Nara Sans

Light
Light Cursive
Light Italic
Regular
Regular Cursive
Regular Italic
Medium
Medium Cursive
Medium Italic
Bold
Bold Cursive
Bold Italic
Black
Black Cursive
Black Italic
TitreClick to Edit
Light 100px
OtsikkoClick to Edit
Light Cursive 100px
UntertitelClick to Edit
Light Italic 100px
ÚjságcímClick to Edit
Regular 100px
NadpisClick to Edit
Regular Cursive 100px
OverskriftClick to Edit
Regular Italic 100px
FyrirsögnClick to Edit
Medium 100px
NagłówekClick to Edit
Medium Cursive 100px
TitoloClick to Edit
Medium Italic 100px
PrüfungsanweisungenClick to Edit
Bold 100px
StichwortClick to Edit
Bold Cursive 100px
BezeichnungClick to Edit
Bold Italic 100px
EncabezamientoClick to Edit
Black 100px
HírösszefoglalásClick to Edit
Black Cursive 100px
RubrikClick to Edit
Black Italic 100px
In my decade of experience teaching at Type & Media I have seen many students enter the course with no previous experience in type design.
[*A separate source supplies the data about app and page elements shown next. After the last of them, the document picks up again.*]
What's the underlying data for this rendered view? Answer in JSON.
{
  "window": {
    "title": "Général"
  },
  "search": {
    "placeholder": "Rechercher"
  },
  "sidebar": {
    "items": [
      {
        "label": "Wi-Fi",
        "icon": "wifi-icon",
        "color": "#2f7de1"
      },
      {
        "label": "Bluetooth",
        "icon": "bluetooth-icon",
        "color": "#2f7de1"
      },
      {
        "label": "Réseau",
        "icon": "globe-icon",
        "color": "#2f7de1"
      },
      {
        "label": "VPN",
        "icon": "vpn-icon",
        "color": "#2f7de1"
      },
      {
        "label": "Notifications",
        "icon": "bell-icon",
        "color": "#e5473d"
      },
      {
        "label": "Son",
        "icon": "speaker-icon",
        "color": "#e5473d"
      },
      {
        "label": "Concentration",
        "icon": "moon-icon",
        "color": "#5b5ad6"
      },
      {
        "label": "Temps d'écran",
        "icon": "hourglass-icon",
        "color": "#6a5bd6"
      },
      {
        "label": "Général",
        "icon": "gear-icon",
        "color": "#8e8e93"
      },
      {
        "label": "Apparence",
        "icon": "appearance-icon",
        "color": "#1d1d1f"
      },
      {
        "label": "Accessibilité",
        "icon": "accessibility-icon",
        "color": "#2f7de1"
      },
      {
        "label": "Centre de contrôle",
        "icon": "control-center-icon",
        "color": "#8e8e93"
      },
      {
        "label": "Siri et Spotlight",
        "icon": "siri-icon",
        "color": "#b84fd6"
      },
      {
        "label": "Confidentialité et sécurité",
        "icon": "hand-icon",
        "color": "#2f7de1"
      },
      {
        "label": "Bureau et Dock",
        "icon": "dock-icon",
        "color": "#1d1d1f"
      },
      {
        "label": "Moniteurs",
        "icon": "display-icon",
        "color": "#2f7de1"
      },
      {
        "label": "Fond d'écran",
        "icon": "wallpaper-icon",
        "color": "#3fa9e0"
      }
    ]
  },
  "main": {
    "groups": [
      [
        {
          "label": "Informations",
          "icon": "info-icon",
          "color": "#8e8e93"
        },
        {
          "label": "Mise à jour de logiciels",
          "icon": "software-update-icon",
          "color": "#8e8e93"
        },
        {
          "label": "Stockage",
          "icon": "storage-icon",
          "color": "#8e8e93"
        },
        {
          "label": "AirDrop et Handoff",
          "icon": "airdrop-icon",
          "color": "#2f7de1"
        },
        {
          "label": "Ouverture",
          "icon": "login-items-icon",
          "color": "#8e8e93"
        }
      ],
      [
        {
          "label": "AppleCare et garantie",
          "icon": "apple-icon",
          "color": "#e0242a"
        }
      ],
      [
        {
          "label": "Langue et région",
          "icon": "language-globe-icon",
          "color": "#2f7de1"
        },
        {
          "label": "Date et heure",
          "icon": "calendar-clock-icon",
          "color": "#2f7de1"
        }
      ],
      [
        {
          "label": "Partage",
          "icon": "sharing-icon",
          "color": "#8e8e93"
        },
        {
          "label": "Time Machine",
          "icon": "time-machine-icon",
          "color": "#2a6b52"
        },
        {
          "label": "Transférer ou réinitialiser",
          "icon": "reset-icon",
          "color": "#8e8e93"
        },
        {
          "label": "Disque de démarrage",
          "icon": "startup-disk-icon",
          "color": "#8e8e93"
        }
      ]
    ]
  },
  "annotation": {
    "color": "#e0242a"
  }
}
Over the eight months of the course they learn the structure of letterforms and the principles of construction that allow them to create well-designed typefaces, (not always terribly original, but convincing executions without obvious mistakes). Having mastered the formal execution of type, they can then move on to think about how to apply their skills. Obviously, creating type that is too closely related to existing models doesn’t justify the effort involved. Or as my Type & Media colleague Erik van Blokland says: “If an existing typeface does the job, there is no reason to make a new one.”Click to Edit
Regular 16px
In my decade of experience teaching at Type & Media I have seen many students enter the course with no previous experience in type design. Over the eight months of the course they learn the structure of letterforms and the principles of construction that allow them to create well-designed typefaces, (not always terribly original, but convincing executions without obvious mistakes). Having mastered the formal execution of type, they can then move on to think about how to apply their skills. Obviously, creating type that is too closely related to existing models doesn’t justify the effort involved. Or as my Type & Media colleague Erik van Blokland says: “If an existing typeface does the job, there is no reason to make a new one.”Click to Edit
Regular Cursive 16px
VeerutiitelClick to Edit
Regular 140px
There are still fonts which haven’t been made yet. Our job is to make them. You may consider using them.Click to Edit
Regular 0px
In spite of all the attention to type and the unprecedented conditions for type designers, the vast majority of new fonts desperately lack originality. Just as in the music industry, where cover versions and remixes are often more popular than new music, font designers seemingly prefer to exploit successful models from the past rather than strive for new solutions. Scant decades ago, new typefaces underwent a rigorous review procedure to ensure that they met the publisher’s artistic and technical criteria. Today, self-publishingClick to Edit
has eliminated such processes, and there is little critical review, little effort to add something new to the evolution of the profession. Mediocrity abounds as quality control dwindles. Dozens of blogs (as well as the print media) simply republish press releases without distinguishing between marketing and independent reviews, praising uninspired fonts and institutionalising the average. Many design awards do the same, perpetuating a false idea of what constitutes superior quality. We don’t need new fonts like this.Click to Edit
Regular 0px